The Law Society of British Columbia is calling on the federal government to guarantee border agents will not ask lawyers to provide passwords to their electronic devices when crossing the border.
Herman Van Ommen, the president of the law society, voiced concern about the issue in a letter to the federal government, after reports that Canada Border Service Agents had been asking for travellers’ passwords to digital devices. The law society is worried that this practice could have detrimental effects on client-solicitor privilege if applied to lawyers.
“As the Supreme Court of Canada has made clear, solicitor client privilege is a principle of fundamental justice and is a civil right of supreme importance in Canadian law,” Van Ommen said in a letter to Minister of Justice Jodi Wilson-Raybould and Minister of Public Safety Ralph Goodale.
“Its protection must be as close to absolute as possible.”
The government has said that travellers are legally obligated under section 99 the Customs Act to present their digital devices as they would any other goods when crossing the boarder, and that the act gives agents the right to examine them.
Van Ommen, however, said this section does not specifically authorize access to privileged documents.
In the United States, the policy of U.S. Customs and Border Protection concerning inspecting devices says that CBP officers must “strictly adhere to all constitutional and statutory requirements, including those that are applicable to privileged, personal, or business confidential information.”
But in Canada, it is less clear whether devices that contain privileged information will be exempt.
An operational bulletin issued by CBSA in 2015 said that while customs officers cannot arrest travellers for refusing to provide a password, they can confiscate the device for further examination.
The bulletin also said that passwords “are not to be sought to gain access to any type of account (including any social, professional, corporate, or user accounts), files or information that might potentially be stored remotely or on-line.”

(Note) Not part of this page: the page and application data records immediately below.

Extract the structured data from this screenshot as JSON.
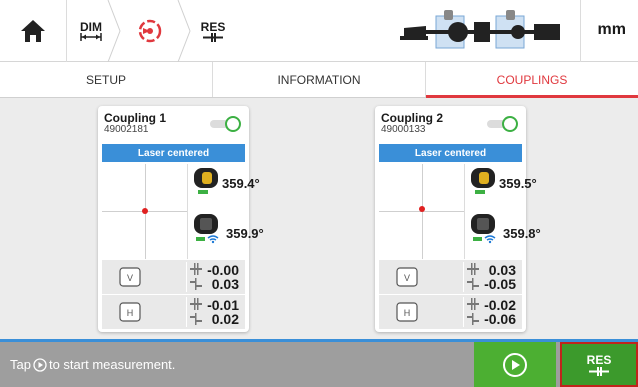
{
  "nav": {
    "dim_label": "DIM",
    "res_label": "RES",
    "unit": "mm"
  },
  "tabs": [
    {
      "label": "SETUP",
      "active": false
    },
    {
      "label": "INFORMATION",
      "active": false
    },
    {
      "label": "COUPLINGS",
      "active": true
    }
  ],
  "colors": {
    "accent_red": "#e0383e",
    "banner_blue": "#3a8fd8",
    "play_green": "#4caf32",
    "toggle_green": "#3cb043"
  },
  "couplings": [
    {
      "title": "Coupling 1",
      "serial": "49002181",
      "status": "Laser centered",
      "sensor_top_angle": "359.4°",
      "sensor_bottom_angle": "359.9°",
      "vertical": {
        "a": "-0.00",
        "b": "0.03"
      },
      "horizontal": {
        "a": "-0.01",
        "b": "0.02"
      }
    },
    {
      "title": "Coupling 2",
      "serial": "49000133",
      "status": "Laser centered",
      "sensor_top_angle": "359.5°",
      "sensor_bottom_angle": "359.8°",
      "vertical": {
        "a": "0.03",
        "b": "-0.05"
      },
      "horizontal": {
        "a": "-0.02",
        "b": "-0.06"
      }
    }
  ],
  "bottom": {
    "hint_pre": "Tap",
    "hint_post": "to start measurement.",
    "res_label": "RES"
  }
}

CBSA policy states that examinations of devices should not be conducted routinely and that they should only be conducted when there are grounds that “evidence of contraventions may be found on the digital device or media.”

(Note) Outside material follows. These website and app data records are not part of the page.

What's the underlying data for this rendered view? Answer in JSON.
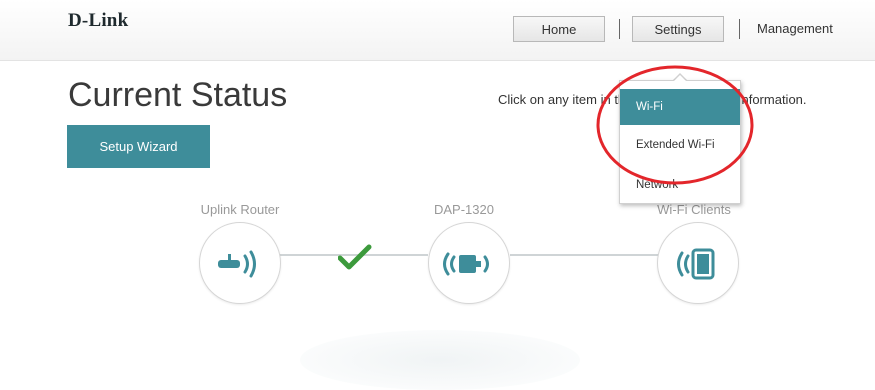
{
  "brand": {
    "logo_text": "D-Link"
  },
  "nav": {
    "home_label": "Home",
    "settings_label": "Settings",
    "management_label": "Management"
  },
  "page": {
    "title": "Current Status",
    "hint": "Click on any item in the diagram for more information.",
    "setup_wizard_label": "Setup Wizard"
  },
  "diagram": {
    "nodes": [
      {
        "label": "Uplink Router",
        "icon": "router-icon"
      },
      {
        "label": "DAP-1320",
        "icon": "extender-icon"
      },
      {
        "label": "Wi-Fi Clients",
        "icon": "tablet-icon"
      }
    ],
    "link_status": "connected-check"
  },
  "settings_menu": {
    "items": [
      {
        "label": "Wi-Fi",
        "selected": true
      },
      {
        "label": "Extended Wi-Fi",
        "selected": false
      },
      {
        "label": "Network",
        "selected": false
      }
    ]
  },
  "colors": {
    "accent": "#3e8d9a",
    "annotation": "#e3262b",
    "check": "#3c9a3c"
  }
}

In his letter, Van Ommen asked that the government make assurances that if lawyers refuse requests for passwords, agents will not confiscate the devices or detain the lawyer.
“By refusing access to the password, the lawyer is only discharging his or her professional obligations as required by the various codes of professional conduct across the country,” he wrote.

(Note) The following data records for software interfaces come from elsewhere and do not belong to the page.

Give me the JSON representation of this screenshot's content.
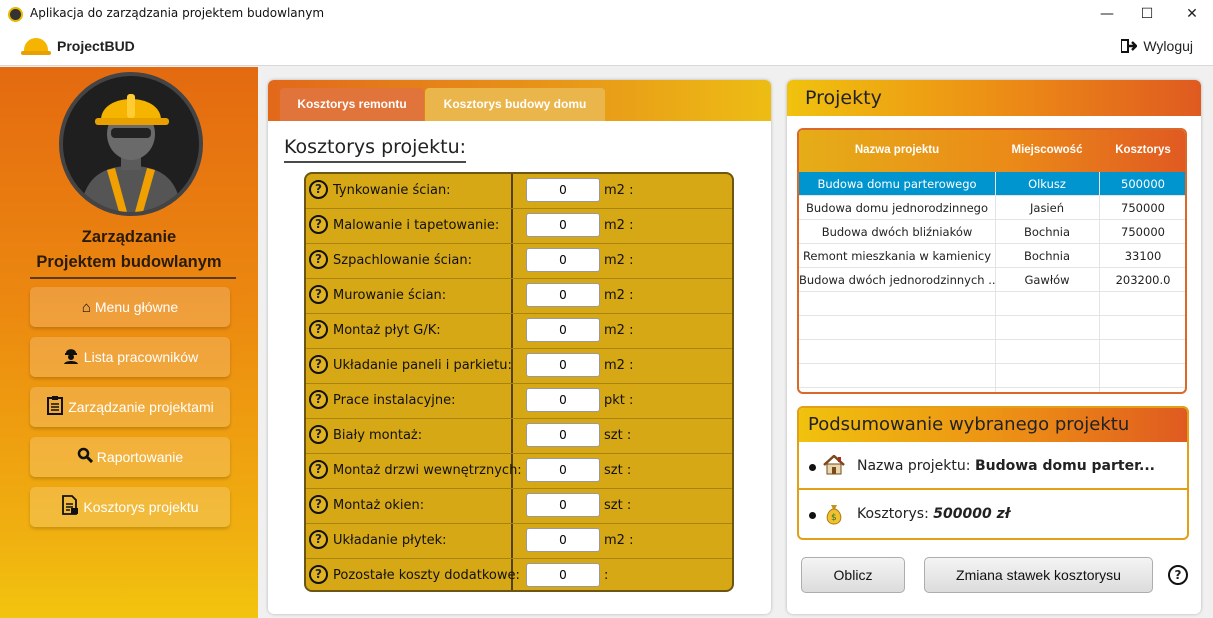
{
  "window": {
    "title": "Aplikacja do zarządzania projektem budowlanym",
    "minimize": "—",
    "maximize": "☐",
    "close": "✕"
  },
  "menubar": {
    "brand": "ProjectBUD",
    "logout": "Wyloguj"
  },
  "sidebar": {
    "heading_line1": "Zarządzanie",
    "heading_line2": "Projektem budowlanym",
    "items": [
      {
        "label": "Menu główne",
        "icon": "home-icon"
      },
      {
        "label": "Lista pracowników",
        "icon": "worker-icon"
      },
      {
        "label": "Zarządzanie projektami",
        "icon": "clipboard-icon"
      },
      {
        "label": "Raportowanie",
        "icon": "search-icon"
      },
      {
        "label": "Kosztorys projektu",
        "icon": "document-icon"
      }
    ]
  },
  "tabs": {
    "active": "Kosztorys remontu",
    "inactive": "Kosztorys budowy domu"
  },
  "estimate": {
    "title": "Kosztorys projektu:",
    "rows": [
      {
        "label": "Tynkowanie ścian:",
        "value": "0",
        "unit": "m2 :"
      },
      {
        "label": "Malowanie i tapetowanie:",
        "value": "0",
        "unit": "m2 :"
      },
      {
        "label": "Szpachlowanie ścian:",
        "value": "0",
        "unit": "m2 :"
      },
      {
        "label": "Murowanie ścian:",
        "value": "0",
        "unit": "m2 :"
      },
      {
        "label": "Montaż płyt G/K:",
        "value": "0",
        "unit": "m2 :"
      },
      {
        "label": "Układanie paneli i parkietu:",
        "value": "0",
        "unit": "m2 :"
      },
      {
        "label": "Prace instalacyjne:",
        "value": "0",
        "unit": "pkt :"
      },
      {
        "label": "Biały montaż:",
        "value": "0",
        "unit": "szt :"
      },
      {
        "label": "Montaż drzwi wewnętrznych:",
        "value": "0",
        "unit": "szt :"
      },
      {
        "label": "Montaż okien:",
        "value": "0",
        "unit": "szt :"
      },
      {
        "label": "Układanie płytek:",
        "value": "0",
        "unit": "m2 :"
      },
      {
        "label": "Pozostałe koszty dodatkowe:",
        "value": "0",
        "unit": ":"
      }
    ]
  },
  "projects": {
    "title": "Projekty",
    "columns": [
      "Nazwa projektu",
      "Miejscowość",
      "Kosztorys"
    ],
    "rows": [
      {
        "name": "Budowa domu parterowego",
        "city": "Olkusz",
        "cost": "500000"
      },
      {
        "name": "Budowa domu jednorodzinnego",
        "city": "Jasień",
        "cost": "750000"
      },
      {
        "name": "Budowa dwóch bliźniaków",
        "city": "Bochnia",
        "cost": "750000"
      },
      {
        "name": "Remont mieszkania w kamienicy",
        "city": "Bochnia",
        "cost": "33100"
      },
      {
        "name": "Budowa dwóch jednorodzinnych ...",
        "city": "Gawłów",
        "cost": "203200.0"
      }
    ]
  },
  "summary": {
    "title": "Podsumowanie wybranego projektu",
    "name_label": "Nazwa projektu:",
    "name_value": "Budowa domu parter...",
    "cost_label": "Kosztorys:",
    "cost_value": "500000 zł"
  },
  "buttons": {
    "calculate": "Oblicz",
    "change_rates": "Zmiana stawek kosztorysu",
    "help": "?"
  },
  "help_glyph": "?"
}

He also called on the government to amend the bulletin to bring it in line with the American policy on privileged information.
Scott Bardsley, a spokesman for Goodale, said in an emailed statement that CBSA officers are trained to conduct all border examinations with “as much respect for privacy as possible.”
“By law, the only purpose of such an examination can be to enforce CBSA-mandated legislation that governs the cross-border movement of people and goods, notably the Customs Act and the Immigration and Refugee Protection Act,” he said.
“Officers are prohibited by law from conducted examinations for the sole or primary purpose of looking for evidence of a criminal offence. Officers are required to document the reasoning for a search and how it is conducted.”